PENSACOLA, Fla. — Some 1,600 people have been forced to evacuate on Florida’s Panhandle after raging wildfires burned several homes and left a portion of Interstate 10 closed on Thursday due to heavy smoke, according to officials.
One of the blazes broke out Monday afternoon in Santa Rosa County, named the Five Mile Swamp Fire, after a prescribed burn Monday quickly grew out of control.
“This is a rapidly evolving situation,” Santa Rosa emergency management officials said in a statement. “If you do not feel safe in your home, you should leave. Take your pets with you.”
The Florida Forest Service said in a statement that the blaze expanded to 10 times its size due to high winds and low humidity since Wednesday morning.
Some 1,100 people were asked to evacuate from the area. Spokeswoman Brandi Bates told the Pensacola News late Wednesday that some homes had already been damaged by fire, though she did not have an exact number or extent of damage. She said 336 homes were in the direct path of the fire, as of 6:30 p.m.
Authorities told WEAR-TV on Wednesday that some people were being saved from “life or death” situations.
Fire officials told FOX10 that crews are using 18 tractor/plow units, three helicopters, and crews from several fire departments in the area to fight the blaze.
The evacuation order will remain in effect until noon Thursday and then will be reevaluated, the Florida Department of Agriculture and Consumer Services said in a statement.
“This is an extremely dangerous and fast-moving wildfire situation that is evolving rapidly, so everyone in the affected area should follow directions from state and local officials,” said Florida Agriculture Commissioner Nikki Fried.
The blaze caused officials to close Interstate 10 on Wednesday from Exit 22 to Exit 31. The highway was still closed as of Thursday morning.
The Five Mile Swamp Fire could burn for the next several days, according to FOX10.
Almost all of Florida has had less-than-usual rain this year. The National Weather Service (NWS) issued a red-flag warning for the Panhandle area on Wednesday due to dry and windy conditions that cause dangerous fire conditions
In nearby Walton County, firefighters were battling another 575-acre blaze.
More than 500 people had to be evacuated from the area, with multiple buildings lost.
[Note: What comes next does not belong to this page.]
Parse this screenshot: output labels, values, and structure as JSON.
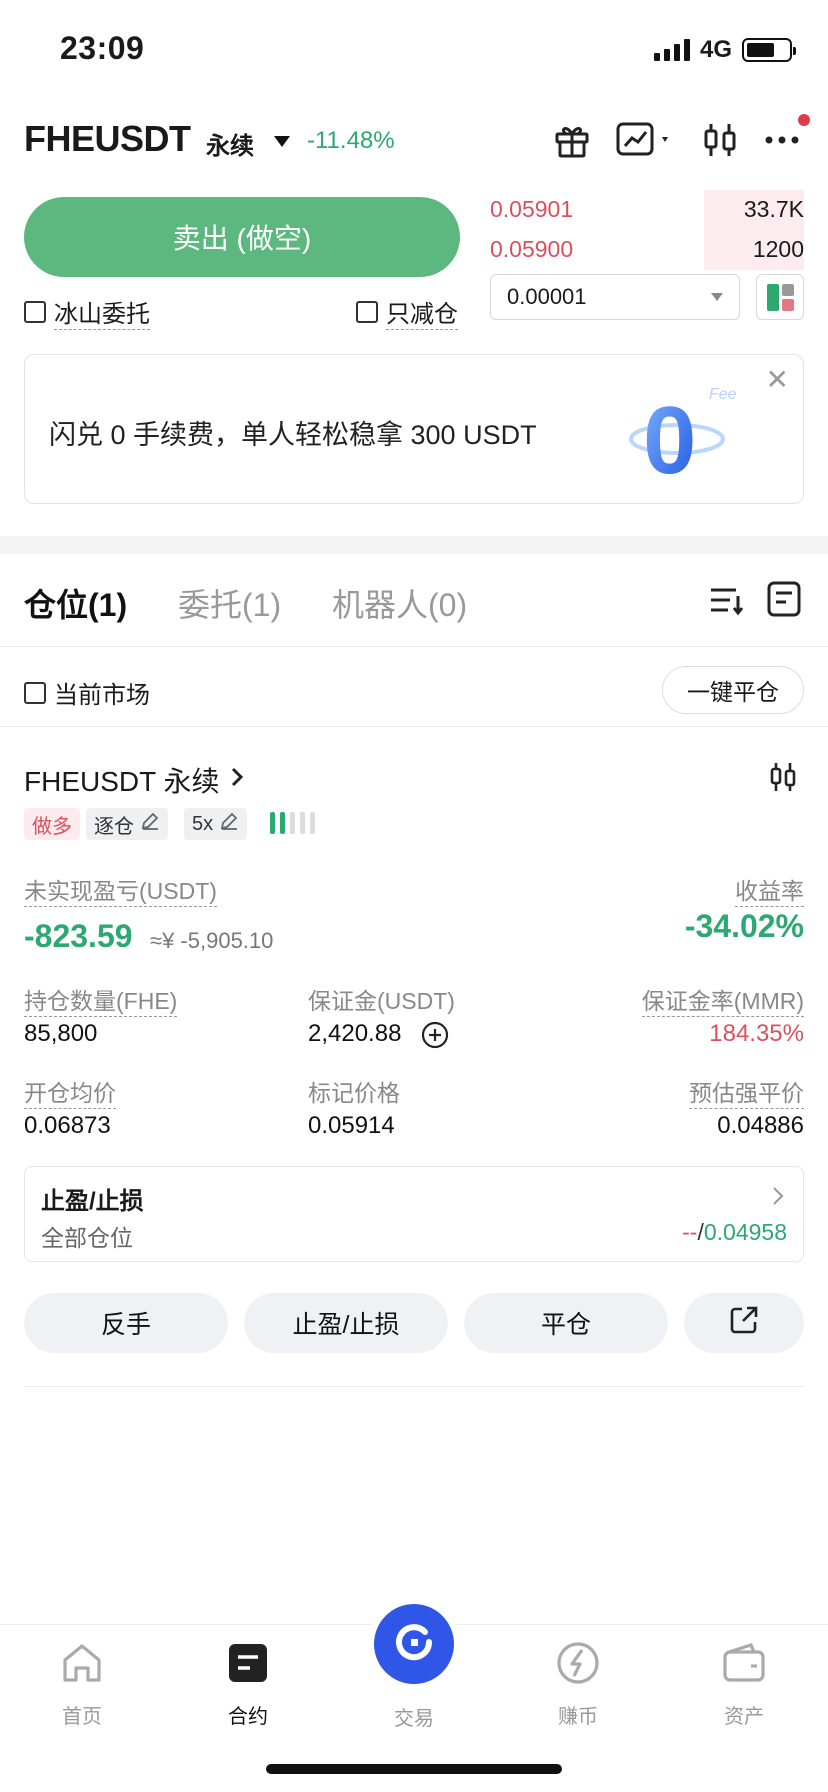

On Thursday morning, Walton County Emergency Management said on Facebook that the blaze was 60 percent contained.
There have been no reports of injuries or deaths as a result of the fires.
According to forecasters from the NWS Weather Prediction Center, conditions that lead to the raging fires on Wednesday are forecast to continue.
“Lowering humidity and gusty winds will also help elevate the risk of wildfires over parts of Florida,” the WPC said.
The Associated Press contributed to this report.